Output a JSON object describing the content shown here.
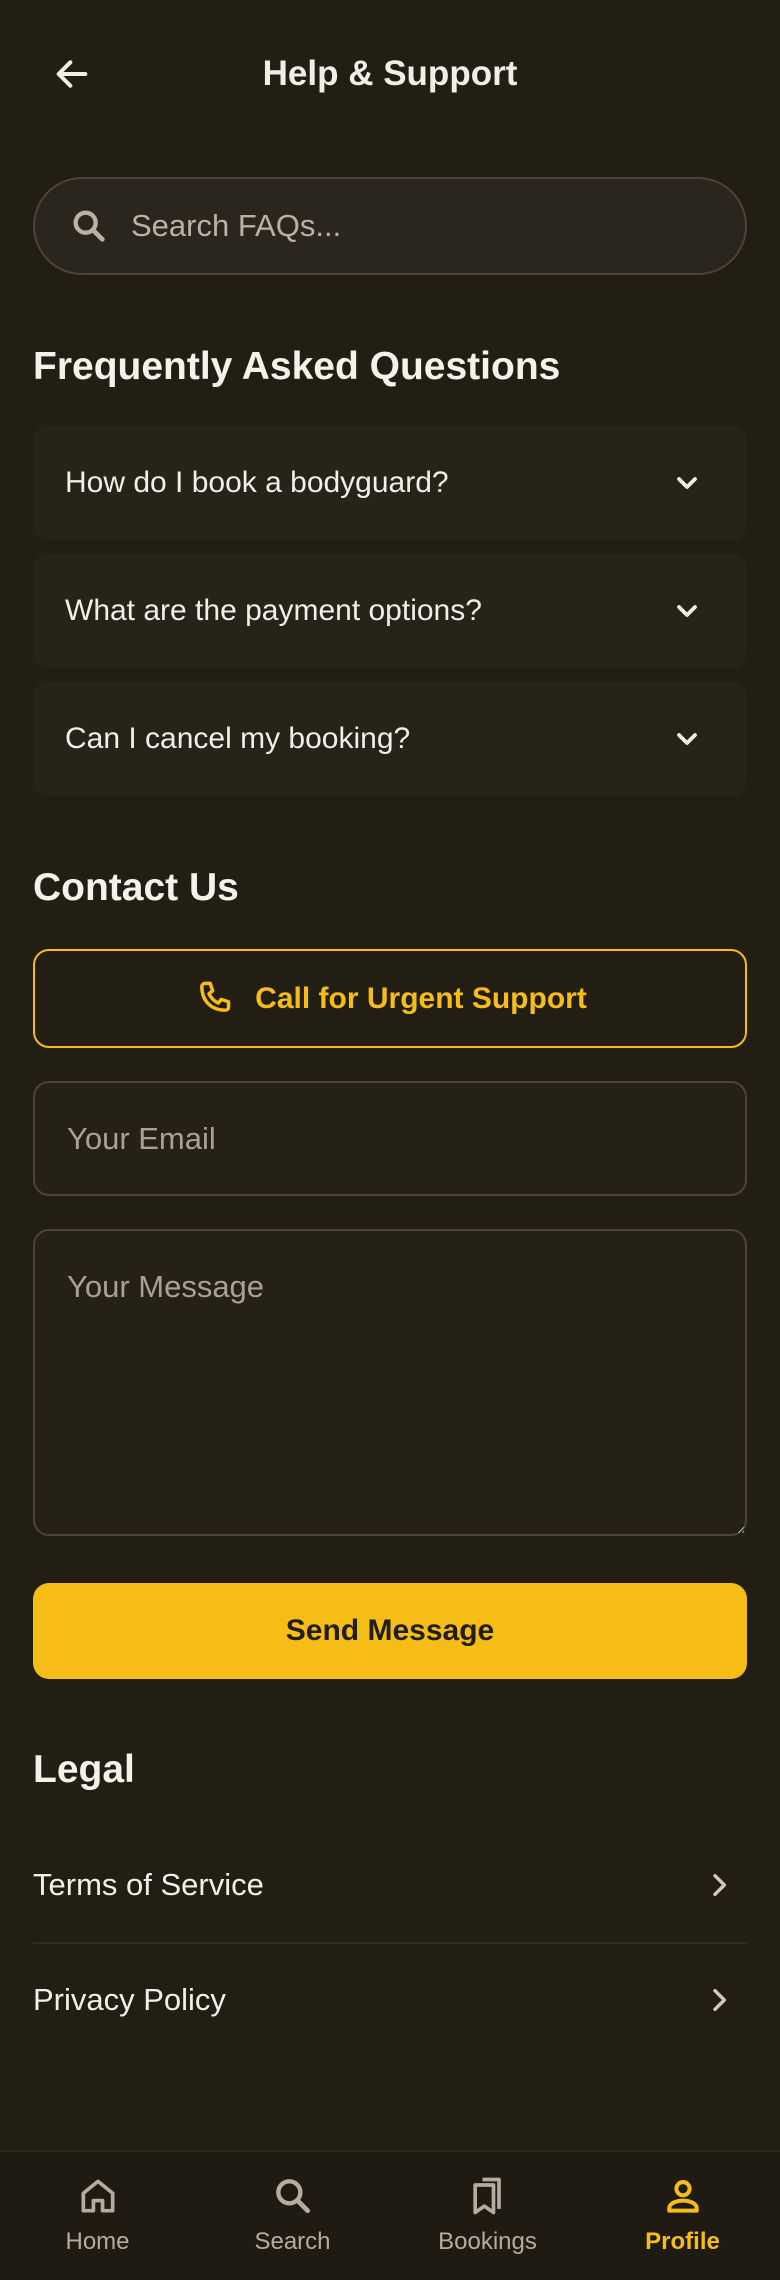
{
  "header": {
    "title": "Help & Support",
    "back_icon": "arrow-left-icon"
  },
  "search": {
    "placeholder": "Search FAQs...",
    "value": "",
    "icon": "search-icon"
  },
  "faq": {
    "title": "Frequently Asked Questions",
    "items": [
      {
        "question": "How do I book a bodyguard?",
        "icon": "chevron-down-icon"
      },
      {
        "question": "What are the payment options?",
        "icon": "chevron-down-icon"
      },
      {
        "question": "Can I cancel my booking?",
        "icon": "chevron-down-icon"
      }
    ]
  },
  "contact": {
    "title": "Contact Us",
    "urgent_label": "Call for Urgent Support",
    "urgent_icon": "phone-icon",
    "email_placeholder": "Your Email",
    "email_value": "",
    "message_placeholder": "Your Message",
    "message_value": "",
    "send_label": "Send Message"
  },
  "legal": {
    "title": "Legal",
    "items": [
      {
        "label": "Terms of Service",
        "icon": "chevron-right-icon"
      },
      {
        "label": "Privacy Policy",
        "icon": "chevron-right-icon"
      }
    ]
  },
  "nav": {
    "items": [
      {
        "label": "Home",
        "icon": "home-icon",
        "active": false
      },
      {
        "label": "Search",
        "icon": "search-icon",
        "active": false
      },
      {
        "label": "Bookings",
        "icon": "bookmarks-icon",
        "active": false
      },
      {
        "label": "Profile",
        "icon": "person-icon",
        "active": true
      }
    ]
  },
  "colors": {
    "background": "#221e14",
    "accent": "#f5bd15",
    "text": "#f2efe8",
    "muted": "#b3ad9f",
    "card": "#272319",
    "border": "#4a4538"
  }
}
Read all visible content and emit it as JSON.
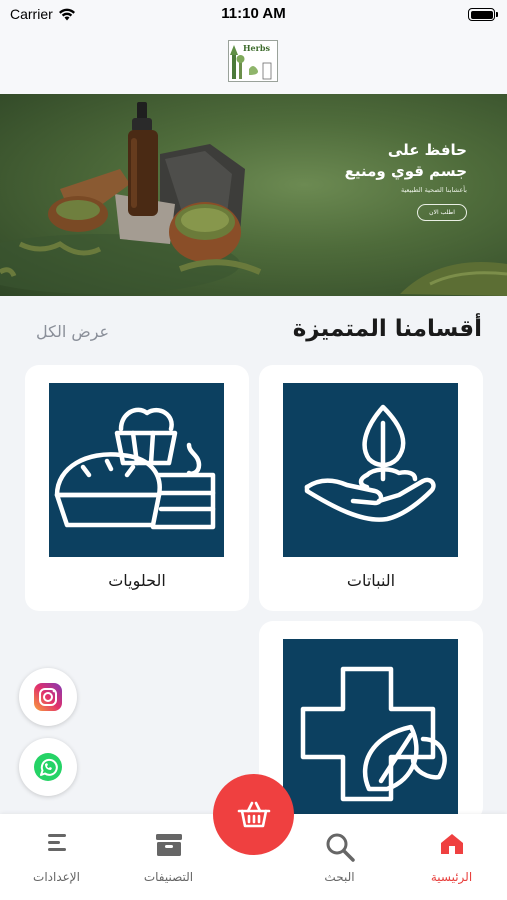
{
  "status_bar": {
    "carrier": "Carrier",
    "time": "11:10 AM",
    "battery_level": 1.0
  },
  "header": {
    "logo_text": "Herbs"
  },
  "banner": {
    "title_line1": "حافظ على",
    "title_line2": "جسم قوي ومنيع",
    "subtitle": "بأعشابنا الصحية الطبيعية",
    "button_label": "اطلب الان"
  },
  "section": {
    "title": "أقسامنا المتميزة",
    "view_all": "عرض الكل"
  },
  "categories": [
    {
      "label": "النباتات",
      "icon": "plant-in-hand-icon"
    },
    {
      "label": "الحلويات",
      "icon": "sweets-icon"
    },
    {
      "label": "",
      "icon": "medical-leaf-icon"
    }
  ],
  "floating": {
    "instagram_icon": "instagram-icon",
    "whatsapp_icon": "whatsapp-icon"
  },
  "tabbar": {
    "home": "الرئيسية",
    "search": "البحث",
    "categories": "التصنيفات",
    "settings": "الإعدادات",
    "cart_icon": "basket-icon"
  },
  "colors": {
    "accent": "#ef4040",
    "card_bg": "#0c4060",
    "banner": "#4f6c3b"
  }
}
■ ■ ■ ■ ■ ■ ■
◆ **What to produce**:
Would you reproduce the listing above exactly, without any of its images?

◆ **Response to the task**:
Output a JSON object describing the content shown here.
{
  "header": {
    "title": "Help & Support",
    "back_icon": "arrow-left-icon"
  },
  "search": {
    "placeholder": "Search FAQs...",
    "value": "",
    "icon": "search-icon"
  },
  "faq": {
    "title": "Frequently Asked Questions",
    "items": [
      {
        "question": "How do I book a bodyguard?",
        "icon": "chevron-down-icon"
      },
      {
        "question": "What are the payment options?",
        "icon": "chevron-down-icon"
      },
      {
        "question": "Can I cancel my booking?",
        "icon": "chevron-down-icon"
      }
    ]
  },
  "contact": {
    "title": "Contact Us",
    "urgent_label": "Call for Urgent Support",
    "urgent_icon": "phone-icon",
    "email_placeholder": "Your Email",
    "email_value": "",
    "message_placeholder": "Your Message",
    "message_value": "",
    "send_label": "Send Message"
  },
  "legal": {
    "title": "Legal",
    "items": [
      {
        "label": "Terms of Service",
        "icon": "chevron-right-icon"
      },
      {
        "label": "Privacy Policy",
        "icon": "chevron-right-icon"
      }
    ]
  },
  "nav": {
    "items": [
      {
        "label": "Home",
        "icon": "home-icon",
        "active": false
      },
      {
        "label": "Search",
        "icon": "search-icon",
        "active": false
      },
      {
        "label": "Bookings",
        "icon": "bookmarks-icon",
        "active": false
      },
      {
        "label": "Profile",
        "icon": "person-icon",
        "active": true
      }
    ]
  },
  "colors": {
    "background": "#221e14",
    "accent": "#f5bd15",
    "text": "#f2efe8",
    "muted": "#b3ad9f",
    "card": "#272319",
    "border": "#4a4538"
  }
}
Read all visible content and emit it as JSON.
{
  "status_bar": {
    "carrier": "Carrier",
    "time": "11:10 AM",
    "battery_level": 1.0
  },
  "header": {
    "logo_text": "Herbs"
  },
  "banner": {
    "title_line1": "حافظ على",
    "title_line2": "جسم قوي ومنيع",
    "subtitle": "بأعشابنا الصحية الطبيعية",
    "button_label": "اطلب الان"
  },
  "section": {
    "title": "أقسامنا المتميزة",
    "view_all": "عرض الكل"
  },
  "categories": [
    {
      "label": "النباتات",
      "icon": "plant-in-hand-icon"
    },
    {
      "label": "الحلويات",
      "icon": "sweets-icon"
    },
    {
      "label": "",
      "icon": "medical-leaf-icon"
    }
  ],
  "floating": {
    "instagram_icon": "instagram-icon",
    "whatsapp_icon": "whatsapp-icon"
  },
  "tabbar": {
    "home": "الرئيسية",
    "search": "البحث",
    "categories": "التصنيفات",
    "settings": "الإعدادات",
    "cart_icon": "basket-icon"
  },
  "colors": {
    "accent": "#ef4040",
    "card_bg": "#0c4060",
    "banner": "#4f6c3b"
  }
}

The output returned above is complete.